Unfortunately, one student failed the course, but this was mainly due to academic dishonesty, failure to follow directions, and failure to turn assignments in on time if at all. This student showed little progress throughout the course in terms of reading ability. I am not sure why this student maintained this attitude through the course.

In terms of attitude, several students who showed a dislike for the course design at the start of the semester had a completely change of attitude after the mid-term. During the second half of the course, they demonstrated a better willingness to learn and showed more respect towards me.

To conclude, I firmly believe that I have improved their ability to read and I have definitely increased their confidence to approach challenging reading material. In terms of science, I can only hope that they have developed skeptical thinking skills.

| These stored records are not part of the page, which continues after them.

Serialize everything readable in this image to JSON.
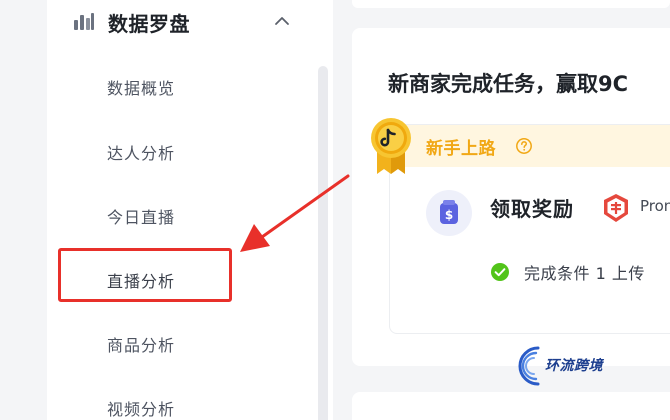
{
  "sidebar": {
    "group": {
      "title": "数据罗盘",
      "icon": "bar-chart-icon",
      "expanded": true
    },
    "items": [
      {
        "label": "数据概览"
      },
      {
        "label": "达人分析"
      },
      {
        "label": "今日直播"
      },
      {
        "label": "直播分析",
        "highlighted": true
      },
      {
        "label": "商品分析"
      },
      {
        "label": "视频分析"
      }
    ]
  },
  "main": {
    "title": "新商家完成任务，赢取9C",
    "task": {
      "band_title": "新手上路",
      "reward_title": "领取奖励",
      "promo_label": "Pron",
      "condition_text": "完成条件 1  上传"
    }
  },
  "annotation": {
    "highlight_color": "#e8302a"
  },
  "watermark": {
    "text": "环流跨境"
  },
  "colors": {
    "accent_orange": "#f1a816",
    "band_background": "#fff6e0",
    "success_green": "#52c41a",
    "reward_blue": "#5b63e0",
    "promo_red": "#e5483d"
  }
}
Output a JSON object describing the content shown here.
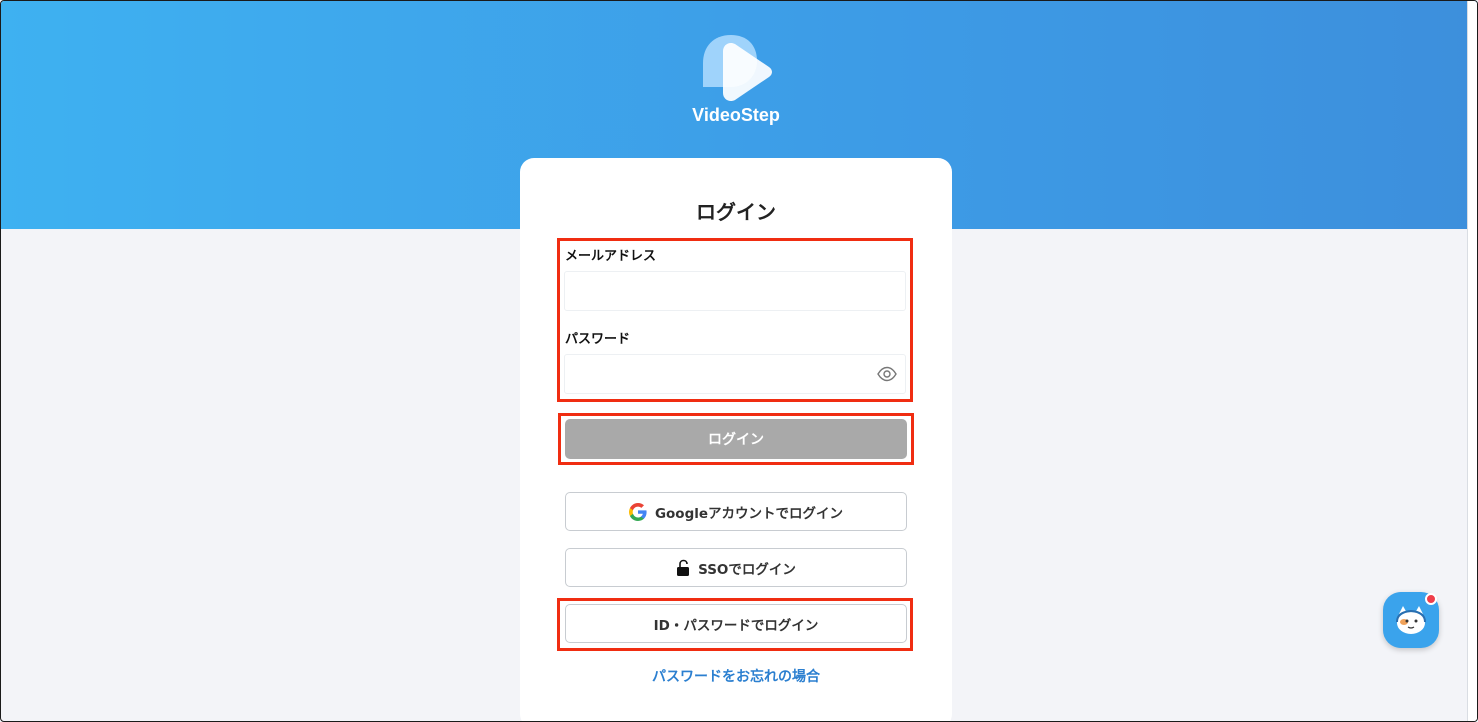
{
  "brand": {
    "name": "VideoStep"
  },
  "login": {
    "title": "ログイン",
    "email_label": "メールアドレス",
    "email_value": "",
    "password_label": "パスワード",
    "password_value": "",
    "submit_label": "ログイン",
    "google_label": "Googleアカウントでログイン",
    "sso_label": "SSOでログイン",
    "id_password_label": "ID・パスワードでログイン",
    "forgot_label": "パスワードをお忘れの場合"
  },
  "colors": {
    "header_gradient_start": "#3eb1f1",
    "header_gradient_end": "#3d8fdc",
    "highlight": "#f02d11",
    "submit_disabled": "#a9a9a9",
    "link": "#2b7fd0"
  },
  "icons": {
    "password_toggle": "eye-icon",
    "google": "google-g-icon",
    "sso": "unlock-icon",
    "chat": "chat-support-icon"
  }
}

In later postings, I will discuss in more detail the development of critical thinking and skeptical thinking in the contexts of this course.


Comments

Popular posts from this blog

Research in the ELT Profession & Industry

My career has taken me to the uncomfortable and sometimes exciting spot in English language teaching or education in general: middle management, a term I dislike. As an advocate of teachers, I find my direction and passion by supporting teachers, helping them make their jobs more meaningful. Unfortunately, I have had to work with supervisors that didn't understand or share this vision. I'm not sure if they saw me as someone to "manage" teachers, but it often felt like it. If you don't know what middle management jobs are, and there are a lot of them, they go by many different names. Match any of the words in the left column with the words in the right column to create a job title that can describe the same job.


It seems that most of these job descriptions do not include research, which I believe is essential in developing curriculum and professional learning. It also seems obvious to me that a background in pedagogical research (and for ELT, research in applied …

Are you an Open Educator?

Image from https://www.flickr.com/photos/gforsythe/18162314289 What is an Open Educator? According to a recently published article from the International Review of Research in Open and Distributed Learning (IRRODL):

An Open Educator chooses to use open approaches, when possible and appropriate, with the aim to remove all unnecessary barriers to learning. He/she works through an open online identity and relies on online social networking to enrich and implement his/her work, understanding that collaboration bears a responsibility towards the work of others.

Does this sound attractive for English language teachers? It seems to some who offer courses through or with YouTube. But what does it mean "to remove all unnecessary barriers to learning?" Working for free? Not necessarily. If you read the article, it seems you'd be working on a sliding scale depending on the socioeconomic status of the learners, but this sliding scale is a sliding slope. How can poor le…

Revisiting Multiliteracies & Moving On

I have been interested in a multiliteracies approach to English language learning and teaching for almost a decade now. I've been blogging about it since 2010 and I gave a presentation on this for two conferences in Iowa. I decided to put this interest aside so I could complete my dissertation on another topic and search for jobs. Now that a few years have passed, I'd like to share how my interest has changed.

The foundation of my interest is best represented by the Prezi I made (below) for my 2010 MIDTESOL Conference presentation:



My primary reference was Stuart Selber's 2004 book Multiliteracies for a Digital Age, published by Southern Illinois University Press. While working for the Kirkwood Center for Excellence in Learning and Teaching (KCELT), I found some similarities between my highlighted concepts from Selber's book and the Framework for 21st Century Learning, which you can view at http://www.p21.org/our-work/p21-framework. The third category (Information, Med…